> [Data supplied]
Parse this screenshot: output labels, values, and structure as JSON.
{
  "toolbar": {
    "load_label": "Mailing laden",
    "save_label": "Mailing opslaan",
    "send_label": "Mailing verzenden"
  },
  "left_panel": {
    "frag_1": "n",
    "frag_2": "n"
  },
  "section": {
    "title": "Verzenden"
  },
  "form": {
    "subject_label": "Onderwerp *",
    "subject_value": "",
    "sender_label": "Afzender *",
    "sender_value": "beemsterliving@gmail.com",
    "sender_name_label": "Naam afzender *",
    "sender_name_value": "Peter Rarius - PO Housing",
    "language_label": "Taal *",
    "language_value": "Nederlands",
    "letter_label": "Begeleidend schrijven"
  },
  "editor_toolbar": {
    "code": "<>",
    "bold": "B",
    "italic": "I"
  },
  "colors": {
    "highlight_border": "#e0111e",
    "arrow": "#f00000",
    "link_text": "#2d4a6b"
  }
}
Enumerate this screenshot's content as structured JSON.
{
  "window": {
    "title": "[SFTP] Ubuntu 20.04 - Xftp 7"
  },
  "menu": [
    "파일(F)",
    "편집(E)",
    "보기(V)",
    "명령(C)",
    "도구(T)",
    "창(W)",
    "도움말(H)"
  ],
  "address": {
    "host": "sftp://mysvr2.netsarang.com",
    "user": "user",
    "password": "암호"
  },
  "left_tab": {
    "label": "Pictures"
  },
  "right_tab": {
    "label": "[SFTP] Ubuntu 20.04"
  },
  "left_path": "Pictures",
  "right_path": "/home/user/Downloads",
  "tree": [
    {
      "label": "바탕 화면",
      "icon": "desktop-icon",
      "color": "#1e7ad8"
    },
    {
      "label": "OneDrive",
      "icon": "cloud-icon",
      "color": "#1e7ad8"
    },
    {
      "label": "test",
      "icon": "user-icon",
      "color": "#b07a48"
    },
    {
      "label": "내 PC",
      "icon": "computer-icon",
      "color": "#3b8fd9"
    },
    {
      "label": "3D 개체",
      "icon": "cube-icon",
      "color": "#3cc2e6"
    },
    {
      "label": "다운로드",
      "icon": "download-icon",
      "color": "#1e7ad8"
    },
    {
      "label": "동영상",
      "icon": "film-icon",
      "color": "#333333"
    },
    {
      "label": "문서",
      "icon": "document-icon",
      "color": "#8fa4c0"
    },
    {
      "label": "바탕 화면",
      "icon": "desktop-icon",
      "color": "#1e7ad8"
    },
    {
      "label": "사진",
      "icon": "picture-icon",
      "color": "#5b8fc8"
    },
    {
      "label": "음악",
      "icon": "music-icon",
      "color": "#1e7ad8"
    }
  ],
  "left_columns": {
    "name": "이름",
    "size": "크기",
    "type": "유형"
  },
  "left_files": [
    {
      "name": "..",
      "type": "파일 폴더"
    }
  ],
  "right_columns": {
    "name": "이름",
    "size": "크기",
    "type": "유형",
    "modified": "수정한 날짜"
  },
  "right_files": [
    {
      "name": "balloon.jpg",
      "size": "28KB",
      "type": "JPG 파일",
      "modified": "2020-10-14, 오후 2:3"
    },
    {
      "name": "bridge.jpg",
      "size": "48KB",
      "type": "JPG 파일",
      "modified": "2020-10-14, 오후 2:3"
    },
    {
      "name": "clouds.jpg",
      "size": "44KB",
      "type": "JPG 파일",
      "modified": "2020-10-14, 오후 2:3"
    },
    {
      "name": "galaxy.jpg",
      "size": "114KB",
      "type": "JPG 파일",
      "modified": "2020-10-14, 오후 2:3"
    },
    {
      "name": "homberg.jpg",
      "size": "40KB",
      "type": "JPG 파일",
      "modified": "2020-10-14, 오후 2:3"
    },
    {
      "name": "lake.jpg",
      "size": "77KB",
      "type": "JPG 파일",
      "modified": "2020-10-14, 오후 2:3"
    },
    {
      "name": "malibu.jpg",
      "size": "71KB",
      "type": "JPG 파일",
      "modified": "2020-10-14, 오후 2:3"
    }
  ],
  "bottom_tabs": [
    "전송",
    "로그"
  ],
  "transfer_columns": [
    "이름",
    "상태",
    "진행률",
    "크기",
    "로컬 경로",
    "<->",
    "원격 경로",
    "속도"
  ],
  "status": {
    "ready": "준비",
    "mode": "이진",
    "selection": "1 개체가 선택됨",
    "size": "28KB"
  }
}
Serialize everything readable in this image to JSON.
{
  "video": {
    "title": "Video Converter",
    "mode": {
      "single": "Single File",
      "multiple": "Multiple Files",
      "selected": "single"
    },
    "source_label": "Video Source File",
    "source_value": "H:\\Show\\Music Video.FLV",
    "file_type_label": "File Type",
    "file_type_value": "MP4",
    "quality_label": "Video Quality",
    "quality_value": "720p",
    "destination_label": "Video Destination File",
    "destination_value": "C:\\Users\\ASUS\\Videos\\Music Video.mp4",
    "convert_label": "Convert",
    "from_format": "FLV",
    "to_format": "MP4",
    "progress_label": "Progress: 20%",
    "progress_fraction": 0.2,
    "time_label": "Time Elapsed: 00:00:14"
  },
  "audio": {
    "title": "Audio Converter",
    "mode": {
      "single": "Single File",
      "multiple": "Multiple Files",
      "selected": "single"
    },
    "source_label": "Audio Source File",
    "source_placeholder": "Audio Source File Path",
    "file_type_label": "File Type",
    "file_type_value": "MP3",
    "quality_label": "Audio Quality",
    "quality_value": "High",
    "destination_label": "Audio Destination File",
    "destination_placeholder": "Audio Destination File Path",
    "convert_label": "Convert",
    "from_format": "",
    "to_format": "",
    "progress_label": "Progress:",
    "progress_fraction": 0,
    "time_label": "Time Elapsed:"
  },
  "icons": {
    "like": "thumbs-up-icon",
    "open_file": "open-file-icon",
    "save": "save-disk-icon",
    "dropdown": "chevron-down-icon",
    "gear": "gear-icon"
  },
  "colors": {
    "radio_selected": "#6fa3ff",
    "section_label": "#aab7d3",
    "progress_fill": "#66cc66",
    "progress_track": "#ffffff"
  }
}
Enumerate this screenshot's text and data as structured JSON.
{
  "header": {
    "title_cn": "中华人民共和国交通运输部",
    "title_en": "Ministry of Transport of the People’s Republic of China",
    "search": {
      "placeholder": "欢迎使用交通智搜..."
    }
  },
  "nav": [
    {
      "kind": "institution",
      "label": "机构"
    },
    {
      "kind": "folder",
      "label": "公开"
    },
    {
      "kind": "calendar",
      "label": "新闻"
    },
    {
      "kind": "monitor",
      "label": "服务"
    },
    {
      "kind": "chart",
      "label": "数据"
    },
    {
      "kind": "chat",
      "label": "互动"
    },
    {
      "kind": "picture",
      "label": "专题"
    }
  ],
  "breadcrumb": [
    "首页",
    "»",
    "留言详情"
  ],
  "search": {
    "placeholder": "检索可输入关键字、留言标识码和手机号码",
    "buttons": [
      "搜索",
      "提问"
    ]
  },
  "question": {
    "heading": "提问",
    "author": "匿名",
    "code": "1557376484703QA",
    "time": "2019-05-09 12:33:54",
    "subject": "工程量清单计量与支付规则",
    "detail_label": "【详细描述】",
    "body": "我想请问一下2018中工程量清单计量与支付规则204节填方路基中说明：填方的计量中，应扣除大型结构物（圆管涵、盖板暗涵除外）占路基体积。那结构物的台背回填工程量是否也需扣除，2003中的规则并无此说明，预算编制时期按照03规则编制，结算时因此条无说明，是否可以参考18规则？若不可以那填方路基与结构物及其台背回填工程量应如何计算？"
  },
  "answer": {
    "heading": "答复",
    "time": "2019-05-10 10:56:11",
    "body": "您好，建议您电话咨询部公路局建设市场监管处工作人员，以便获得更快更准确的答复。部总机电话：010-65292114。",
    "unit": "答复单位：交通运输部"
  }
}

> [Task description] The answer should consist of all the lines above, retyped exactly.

> [Reply to the exercise]
Parse this screenshot: output labels, values, and structure as JSON.
{
  "toolbar": {
    "load_label": "Mailing laden",
    "save_label": "Mailing opslaan",
    "send_label": "Mailing verzenden"
  },
  "left_panel": {
    "frag_1": "n",
    "frag_2": "n"
  },
  "section": {
    "title": "Verzenden"
  },
  "form": {
    "subject_label": "Onderwerp *",
    "subject_value": "",
    "sender_label": "Afzender *",
    "sender_value": "beemsterliving@gmail.com",
    "sender_name_label": "Naam afzender *",
    "sender_name_value": "Peter Rarius - PO Housing",
    "language_label": "Taal *",
    "language_value": "Nederlands",
    "letter_label": "Begeleidend schrijven"
  },
  "editor_toolbar": {
    "code": "<>",
    "bold": "B",
    "italic": "I"
  },
  "colors": {
    "highlight_border": "#e0111e",
    "arrow": "#f00000",
    "link_text": "#2d4a6b"
  }
}
Enumerate this screenshot's content as structured JSON.
{
  "window": {
    "title": "[SFTP] Ubuntu 20.04 - Xftp 7"
  },
  "menu": [
    "파일(F)",
    "편집(E)",
    "보기(V)",
    "명령(C)",
    "도구(T)",
    "창(W)",
    "도움말(H)"
  ],
  "address": {
    "host": "sftp://mysvr2.netsarang.com",
    "user": "user",
    "password": "암호"
  },
  "left_tab": {
    "label": "Pictures"
  },
  "right_tab": {
    "label": "[SFTP] Ubuntu 20.04"
  },
  "left_path": "Pictures",
  "right_path": "/home/user/Downloads",
  "tree": [
    {
      "label": "바탕 화면",
      "icon": "desktop-icon",
      "color": "#1e7ad8"
    },
    {
      "label": "OneDrive",
      "icon": "cloud-icon",
      "color": "#1e7ad8"
    },
    {
      "label": "test",
      "icon": "user-icon",
      "color": "#b07a48"
    },
    {
      "label": "내 PC",
      "icon": "computer-icon",
      "color": "#3b8fd9"
    },
    {
      "label": "3D 개체",
      "icon": "cube-icon",
      "color": "#3cc2e6"
    },
    {
      "label": "다운로드",
      "icon": "download-icon",
      "color": "#1e7ad8"
    },
    {
      "label": "동영상",
      "icon": "film-icon",
      "color": "#333333"
    },
    {
      "label": "문서",
      "icon": "document-icon",
      "color": "#8fa4c0"
    },
    {
      "label": "바탕 화면",
      "icon": "desktop-icon",
      "color": "#1e7ad8"
    },
    {
      "label": "사진",
      "icon": "picture-icon",
      "color": "#5b8fc8"
    },
    {
      "label": "음악",
      "icon": "music-icon",
      "color": "#1e7ad8"
    }
  ],
  "left_columns": {
    "name": "이름",
    "size": "크기",
    "type": "유형"
  },
  "left_files": [
    {
      "name": "..",
      "type": "파일 폴더"
    }
  ],
  "right_columns": {
    "name": "이름",
    "size": "크기",
    "type": "유형",
    "modified": "수정한 날짜"
  },
  "right_files": [
    {
      "name": "balloon.jpg",
      "size": "28KB",
      "type": "JPG 파일",
      "modified": "2020-10-14, 오후 2:3"
    },
    {
      "name": "bridge.jpg",
      "size": "48KB",
      "type": "JPG 파일",
      "modified": "2020-10-14, 오후 2:3"
    },
    {
      "name": "clouds.jpg",
      "size": "44KB",
      "type": "JPG 파일",
      "modified": "2020-10-14, 오후 2:3"
    },
    {
      "name": "galaxy.jpg",
      "size": "114KB",
      "type": "JPG 파일",
      "modified": "2020-10-14, 오후 2:3"
    },
    {
      "name": "homberg.jpg",
      "size": "40KB",
      "type": "JPG 파일",
      "modified": "2020-10-14, 오후 2:3"
    },
    {
      "name": "lake.jpg",
      "size": "77KB",
      "type": "JPG 파일",
      "modified": "2020-10-14, 오후 2:3"
    },
    {
      "name": "malibu.jpg",
      "size": "71KB",
      "type": "JPG 파일",
      "modified": "2020-10-14, 오후 2:3"
    }
  ],
  "bottom_tabs": [
    "전송",
    "로그"
  ],
  "transfer_columns": [
    "이름",
    "상태",
    "진행률",
    "크기",
    "로컬 경로",
    "<->",
    "원격 경로",
    "속도"
  ],
  "status": {
    "ready": "준비",
    "mode": "이진",
    "selection": "1 개체가 선택됨",
    "size": "28KB"
  }
}
Serialize everything readable in this image to JSON.
{
  "video": {
    "title": "Video Converter",
    "mode": {
      "single": "Single File",
      "multiple": "Multiple Files",
      "selected": "single"
    },
    "source_label": "Video Source File",
    "source_value": "H:\\Show\\Music Video.FLV",
    "file_type_label": "File Type",
    "file_type_value": "MP4",
    "quality_label": "Video Quality",
    "quality_value": "720p",
    "destination_label": "Video Destination File",
    "destination_value": "C:\\Users\\ASUS\\Videos\\Music Video.mp4",
    "convert_label": "Convert",
    "from_format": "FLV",
    "to_format": "MP4",
    "progress_label": "Progress: 20%",
    "progress_fraction": 0.2,
    "time_label": "Time Elapsed: 00:00:14"
  },
  "audio": {
    "title": "Audio Converter",
    "mode": {
      "single": "Single File",
      "multiple": "Multiple Files",
      "selected": "single"
    },
    "source_label": "Audio Source File",
    "source_placeholder": "Audio Source File Path",
    "file_type_label": "File Type",
    "file_type_value": "MP3",
    "quality_label": "Audio Quality",
    "quality_value": "High",
    "destination_label": "Audio Destination File",
    "destination_placeholder": "Audio Destination File Path",
    "convert_label": "Convert",
    "from_format": "",
    "to_format": "",
    "progress_label": "Progress:",
    "progress_fraction": 0,
    "time_label": "Time Elapsed:"
  },
  "icons": {
    "like": "thumbs-up-icon",
    "open_file": "open-file-icon",
    "save": "save-disk-icon",
    "dropdown": "chevron-down-icon",
    "gear": "gear-icon"
  },
  "colors": {
    "radio_selected": "#6fa3ff",
    "section_label": "#aab7d3",
    "progress_fill": "#66cc66",
    "progress_track": "#ffffff"
  }
}
Enumerate this screenshot's text and data as structured JSON.
{
  "header": {
    "title_cn": "中华人民共和国交通运输部",
    "title_en": "Ministry of Transport of the People’s Republic of China",
    "search": {
      "placeholder": "欢迎使用交通智搜..."
    }
  },
  "nav": [
    {
      "kind": "institution",
      "label": "机构"
    },
    {
      "kind": "folder",
      "label": "公开"
    },
    {
      "kind": "calendar",
      "label": "新闻"
    },
    {
      "kind": "monitor",
      "label": "服务"
    },
    {
      "kind": "chart",
      "label": "数据"
    },
    {
      "kind": "chat",
      "label": "互动"
    },
    {
      "kind": "picture",
      "label": "专题"
    }
  ],
  "breadcrumb": [
    "首页",
    "»",
    "留言详情"
  ],
  "search": {
    "placeholder": "检索可输入关键字、留言标识码和手机号码",
    "buttons": [
      "搜索",
      "提问"
    ]
  },
  "question": {
    "heading": "提问",
    "author": "匿名",
    "code": "1557376484703QA",
    "time": "2019-05-09 12:33:54",
    "subject": "工程量清单计量与支付规则",
    "detail_label": "【详细描述】",
    "body": "我想请问一下2018中工程量清单计量与支付规则204节填方路基中说明：填方的计量中，应扣除大型结构物（圆管涵、盖板暗涵除外）占路基体积。那结构物的台背回填工程量是否也需扣除，2003中的规则并无此说明，预算编制时期按照03规则编制，结算时因此条无说明，是否可以参考18规则？若不可以那填方路基与结构物及其台背回填工程量应如何计算？"
  },
  "answer": {
    "heading": "答复",
    "time": "2019-05-10 10:56:11",
    "body": "您好，建议您电话咨询部公路局建设市场监管处工作人员，以便获得更快更准确的答复。部总机电话：010-65292114。",
    "unit": "答复单位：交通运输部"
  }
}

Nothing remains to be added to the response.